ESOL stands for ‘English for Speakers of Other Languages’

‘Other Language’ speakers may need ESOL learning to develop or improve their literacy in English, at all levels and in all roles at work in health and care.

 From Entry level literacy, to academic writing skills for Masters level apprenticeship programmes, to language skills for onward career development.

The HEE ESOL Practice Group NetworkGroup of individuals in the middle of a discussion.

The NHS England (Health Education England) ESOL Practice Group is made up of people working in the NHS and Adult Social Care who are actively looking for ways to improve ESOL learning for work across the sector, at all levels.

London Resources

If you are looking for ESOL resources in the London area, the below link highlights Informal ESOL classes. (Please note for the Formal ESOL classes, there may be a cost attached):

Find an English language (ESOL) course in London

Conversation Clubs

As well as formal ESOL teaching and learning, there are informal approaches which can help develop language skills and confidence.

How did we start a Conversation Club in the workplace?

Claire Smith Functional Skills/Training Lead, Education and Training, Sussex Partnership NHS Foundation Trust, explains how she successfully piloted Conversation Clubs – and how managers and staff were persuaded to sign up. Sessions were offered via Zoom with positive feedback from participants – it was a chance to talk about ‘something different’ and to ‘offer peer to support to other staff’.


How can we resource a Conversation Club?

Kelly Green, Senior Learning and Development Advisor, Frimley Health NHS Foundation Trust, explains how Frimley started small, and is now planning to grow Conversation Clubs across the Trust – and through the Integrated Care Service – across the wider community.

Kelly explains how Conversation Clubs can be started with minimal resources and how to use two employer incentive payments to expand and mainstream their use, as part of an employer’s Learning and Development strategy.

Apprenticeship levy scheme – learn more on our Funding and Levy page. 

Supported traineeship pre-employment programme: Traineeship employer incentive registration form – GOV.UK (


How apprentices and other staff can volunteer to help run Conversation Clubs

Claire and Kelly talk about how Conversation Clubs volunteers need to feel welcome and supported and have some guidance about being a volunteer and to ‘understand our expectations’.

Using a basic online training programme would be ‘a great way to standardise volunteer training  across Trusts, Primary and Social Care – and make sure volunteers feel really valued.’

‘We could encourage and support online volunteer network, giving volunteers a chance to:

  • Meet with others
  • Share experiences
  • Ask questions’
Conversation Club Resources

The Learning and Work Institute has produced a series of guides to Conversation Clubs. These were designed for community learning but are readily adaptable for the workplace. The guides include:
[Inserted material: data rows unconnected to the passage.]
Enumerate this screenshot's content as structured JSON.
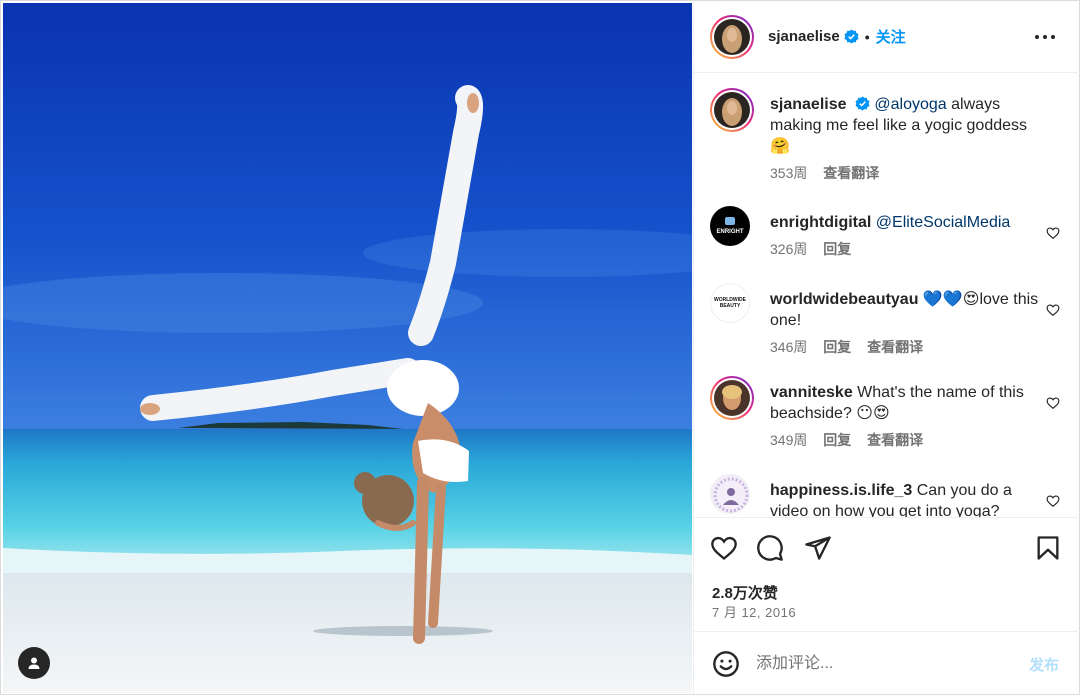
{
  "header": {
    "username": "sjanaelise",
    "separator": "•",
    "follow_label": "关注"
  },
  "caption": {
    "username": "sjanaelise",
    "mention": "@aloyoga",
    "text": "always making me feel like a yogic goddess 🤗",
    "time": "353周",
    "translate": "查看翻译"
  },
  "comments": [
    {
      "username": "enrightdigital",
      "mention": "@EliteSocialMedia",
      "text": "",
      "time": "326周",
      "reply": "回复",
      "translate": "",
      "avatar_label": "ENRIGHT"
    },
    {
      "username": "worldwidebeautyau",
      "mention": "",
      "text": "💙💙😍love this one!",
      "time": "346周",
      "reply": "回复",
      "translate": "查看翻译",
      "avatar_label_1": "WORLDWIDE",
      "avatar_label_2": "BEAUTY"
    },
    {
      "username": "vanniteske",
      "mention": "",
      "text": "What's the name of this beachside? 😶😍",
      "time": "349周",
      "reply": "回复",
      "translate": "查看翻译"
    },
    {
      "username": "happiness.is.life_3",
      "mention": "",
      "text": "Can you do a video on how you get into yoga?",
      "time": "",
      "reply": "",
      "translate": ""
    }
  ],
  "stats": {
    "likes": "2.8万次赞",
    "date": "7 月 12, 2016"
  },
  "add_comment": {
    "placeholder": "添加评论...",
    "post_label": "发布"
  },
  "colors": {
    "accent": "#0095f6",
    "post_disabled": "#b2dffc",
    "mention": "#00376b",
    "sky_top": "#0a36b4",
    "sea": "#36c1df",
    "sand": "#eef2f4"
  },
  "icons": {
    "more": "more-icon",
    "verified": "verified-badge-icon",
    "like": "heart-icon",
    "comment": "comment-icon",
    "share": "send-icon",
    "save": "bookmark-icon",
    "emoji": "emoji-icon",
    "tag": "user-tag-icon"
  }
}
  • A guide for organisations
  • A guide for volunteers
  • English conversation practice toolkit
  • Conversation club resources guidance

Access conversation club resources and access a guide for running Conversation Clubs online:

And a set of four complementary videos supporting organisations to help effectively plan and lead conversation clubs.

Can I join the ESOL Practice Group? Yes – if you are actively looking for ways to find, share and develop good ESOL practices for work in health and care, at all levels. We welcome more members – particularly from the Midlands and the North, and from Adult Social Care and GP practices – in fact from all areas of the sector. If you or colleagues are interested, please mail

The ESOL Practice Network is for anyone with an interest in improving ESOL learning for work in health and care.  You can join The ESOL Practice Network Linked in Group here. Joining up will keep you in the loop.